But nothing actually happened except heavy outflow from the already in the red state exchequer. These actions need to be evaluated to find out how appropriate they were, the extent of expenditure incurred and if they actually benefited the State.

Naidu’s government expenditure on other fronts too was no less than world-class – on his oath takings, capital construction inaugurations, Polavaram celebrations, Pattiseema and Secretariat-like temporary projects, Pushkaram carnivals, dharma deekshas and dharnas, etc. Expenditure on everything, including his and ministers’ homes, camp offices in Amaravati and Hyderabad, was upscale without any regard to the State’s precarious financial condition. Overdrafts, loans exceeding FRBM rules, loans in the name of corporations, special purpose vehicles and government loan bonds were taken at will.

Dicey Budgets

The Centre has provided a deficit grant of about Rs 30,000 crore from 2014-15 to 2019-20 to balance the deficit Budget. The State also got substantial Central tax devolution and Central grants every year, much more than Telangana.

Yet, there was no conscious effort to reduce the revenue expenditure and make a balanced Budget. The State Budget remained as deficit as it was in the beginning year of the bifurcation. The State budgets also became dicey to understand as there was no correlation between the Budget and the final accounts.

The spending of special grants from the Centre is another mess. The Rs 2,500-crore for capital has yielded only a leaky temporary Assembly building and a High Court building. A 35,000-acre most fertile land is being destroyed for the capital. Even before farmers got their dues, thousands of acres of that land was allegedly allotted to the proxies of the TDP government.

In Polavaram project, only a spillway is constructed. Rest of the project is in the doldrums. Instead of concentrating on it, a superfluous side project called Pattiseema Lift Irrigation was undertaken with Rs 1,200 crore. This too has run into problems and misuse of Rs 400 crore of funds was reported. There arose several problems between the Centre and the State in its estimate, execution and R&R works. It is said that Rs 12,000 crore has been spent on the project so far. But the execution is in a mess owing to many unanswered questions and allegations of graft.

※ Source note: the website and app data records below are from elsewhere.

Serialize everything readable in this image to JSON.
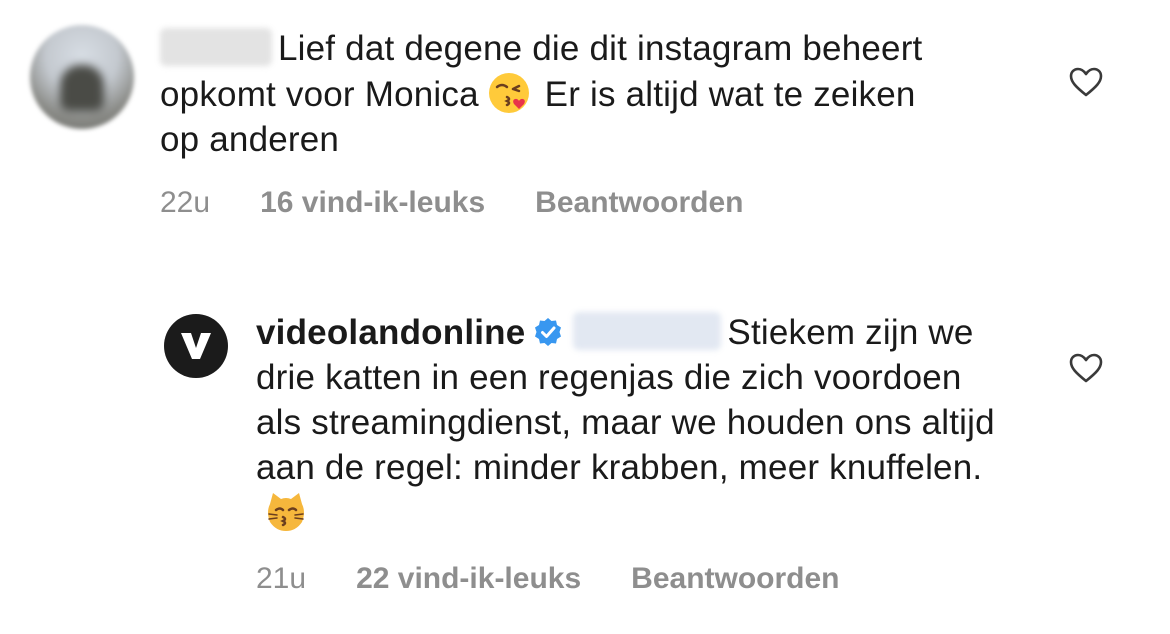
{
  "comments": [
    {
      "username": "",
      "text": "Lief dat degene die dit instagram beheert opkomt voor Monica",
      "text_after_emoji": " Er is altijd wat te zeiken op anderen",
      "emoji": "kissing-face-with-heart-emoji",
      "time": "22u",
      "likes": "16 vind-ik-leuks",
      "reply": "Beantwoorden"
    },
    {
      "username": "videolandonline",
      "verified": true,
      "avatar_letter": "V",
      "text": "Stiekem zijn we drie katten in een regenjas die zich voordoen als streamingdienst, maar we houden ons altijd aan de regel: minder krabben, meer knuffelen.",
      "emoji": "kissing-cat-emoji",
      "time": "21u",
      "likes": "22 vind-ik-leuks",
      "reply": "Beantwoorden"
    }
  ],
  "colors": {
    "text": "#1a1a1a",
    "meta": "#8e8e8e",
    "verified": "#3897f0",
    "brand_avatar": "#1b1b1b"
  }
}
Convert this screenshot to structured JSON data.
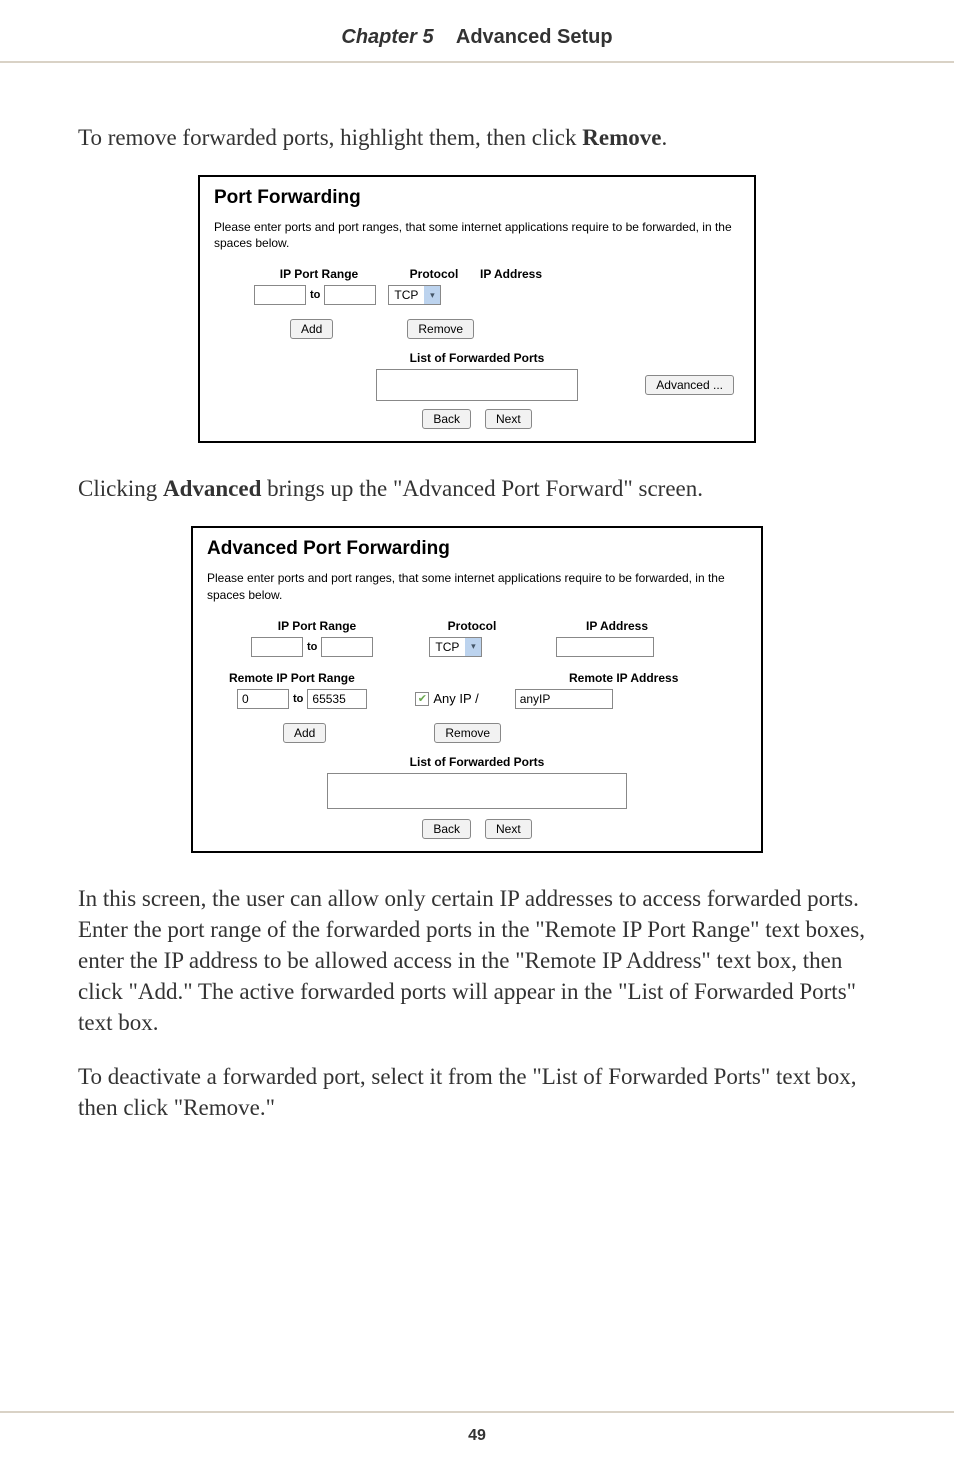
{
  "header": {
    "chapter": "Chapter 5",
    "section": "Advanced Setup"
  },
  "para1_a": "To remove forwarded ports, highlight them, then click ",
  "para1_b": "Remove",
  "para1_c": ".",
  "dialog1": {
    "title": "Port Forwarding",
    "desc": "Please enter ports and port ranges, that some internet applications require to be forwarded, in the spaces below.",
    "labels": {
      "ip_port_range": "IP Port Range",
      "protocol": "Protocol",
      "ip_address": "IP Address",
      "to": "to"
    },
    "protocol_value": "TCP",
    "buttons": {
      "add": "Add",
      "remove": "Remove",
      "advanced": "Advanced ...",
      "back": "Back",
      "next": "Next"
    },
    "list_heading": "List of Forwarded Ports"
  },
  "para2_a": "Clicking ",
  "para2_b": "Advanced",
  "para2_c": " brings up the \"Advanced Port Forward\" screen.",
  "dialog2": {
    "title": "Advanced Port Forwarding",
    "desc": "Please enter ports and port ranges, that some internet applications require to be forwarded, in the spaces below.",
    "labels": {
      "ip_port_range": "IP Port Range",
      "protocol": "Protocol",
      "ip_address": "IP Address",
      "remote_ip_port_range": "Remote IP Port Range",
      "remote_ip_address": "Remote IP Address",
      "to": "to",
      "any_ip": "Any IP /"
    },
    "protocol_value": "TCP",
    "remote_from": "0",
    "remote_to": "65535",
    "remote_ip_value": "anyIP",
    "buttons": {
      "add": "Add",
      "remove": "Remove",
      "back": "Back",
      "next": "Next"
    },
    "list_heading": "List of Forwarded Ports"
  },
  "para3": "In this screen, the user can allow only certain IP addresses to access forwarded ports. Enter the port range of the forwarded ports in the \"Remote IP Port Range\" text boxes, enter the IP address to be allowed access in the \"Remote IP Address\" text box, then click \"Add.\" The active forwarded ports will appear in the \"List of Forwarded Ports\" text box.",
  "para4": "To deactivate a forwarded port, select it from the \"List of Forwarded Ports\" text box, then click \"Remove.\"",
  "page_number": "49"
}
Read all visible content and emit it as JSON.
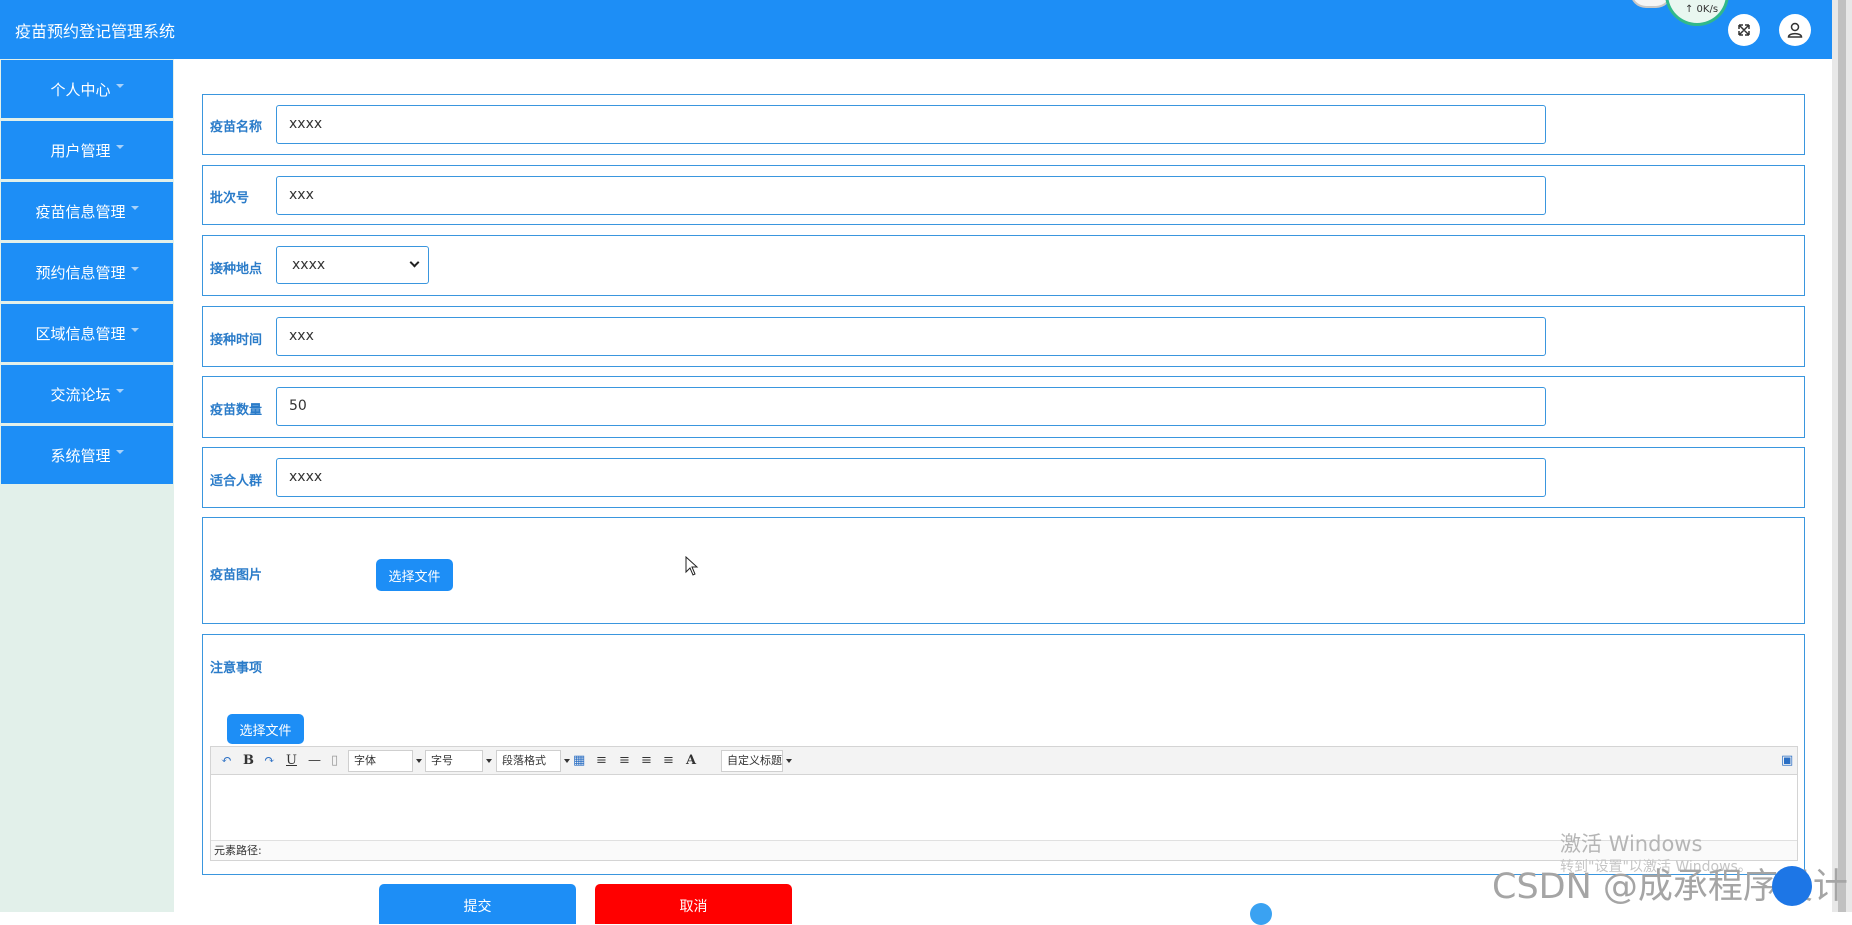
{
  "app": {
    "title": "疫苗预约登记管理系统"
  },
  "topbar": {
    "net_speed": "↑ 0K/s"
  },
  "sidebar": {
    "items": [
      {
        "label": "个人中心"
      },
      {
        "label": "用户管理"
      },
      {
        "label": "疫苗信息管理"
      },
      {
        "label": "预约信息管理"
      },
      {
        "label": "区域信息管理"
      },
      {
        "label": "交流论坛"
      },
      {
        "label": "系统管理"
      }
    ]
  },
  "form": {
    "vaccine_name": {
      "label": "疫苗名称",
      "value": "xxxx"
    },
    "batch_no": {
      "label": "批次号",
      "value": "xxx"
    },
    "location": {
      "label": "接种地点",
      "value": "xxxx"
    },
    "time": {
      "label": "接种时间",
      "value": "xxx"
    },
    "quantity": {
      "label": "疫苗数量",
      "value": "50"
    },
    "population": {
      "label": "适合人群",
      "value": "xxxx"
    },
    "image": {
      "label": "疫苗图片",
      "button": "选择文件"
    },
    "notes": {
      "label": "注意事项",
      "button": "选择文件"
    }
  },
  "editor": {
    "font": "字体",
    "size": "字号",
    "paragraph": "段落格式",
    "custom_title": "自定义标题",
    "path_label": "元素路径:",
    "bold": "B",
    "underline": "U",
    "font_color": "A"
  },
  "actions": {
    "submit": "提交",
    "cancel": "取消"
  },
  "watermark": {
    "windows_line1": "激活 Windows",
    "windows_line2": "转到\"设置\"以激活 Windows。",
    "csdn": "CSDN @成承程序设计"
  },
  "colors": {
    "primary": "#1d8ef6",
    "cancel": "#ff0000",
    "sidebar_bg": "#e2f0ea",
    "label": "#2b7cc9"
  }
}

Nothing much is happening on the ground with regard to national institutions sanctioned to AP as well. Infrastructural projects like airports and sea ports after a lot of fanfare have run aground. There is a talk of misuse of funds and non-completion of several populist schemes promised as part of the 2014 elections. On the whole, a huge financial mess has been created in the last five years of the TDP regime. It will be a Herculean task for the new government to clean the proverbial Augean stables in AP.

Tasks for YSRCP

The first priority for the YSRCP government should be to understand the mess and bring it to public domain quickly. Judicial commission(s) may be a good idea. Then draw up the plans to make the State Budget balance the revenue and expenditure slowly and steadily. Funds also need to be found for implementing the too many populist schemes announced by the YSRCP to beat the TDP at its own game. Then fix responsibility of the financial mess and start prosecution.

A fulltime professional financial adviser to help in this trapeze act would help. Next is to extricate the State from the quagmire of Amaravati. Locate it in the uplands in the same vicinity or elsewhere where it is more feasible based on a consensus of all the people of all regions. Then take Polavaram forward.

If this government too repeats the same game of demanding funds from the Centre, playing politics out of it without trying to improve its finances and balancing the Budget, and go on a spending spree, the State will be the loser. AP has got the resources and ability to cope with the division blues. Chhattisgarh is a good example to follow.

The new government should have its feet firmly on the ground and follow a practical approach. Emotional and pompous ideas should make way for down-to-earth and pragmatic schemes. Let us hope the YSRCP government will do it and not let people of AP down.

(The author is a freelance journalist)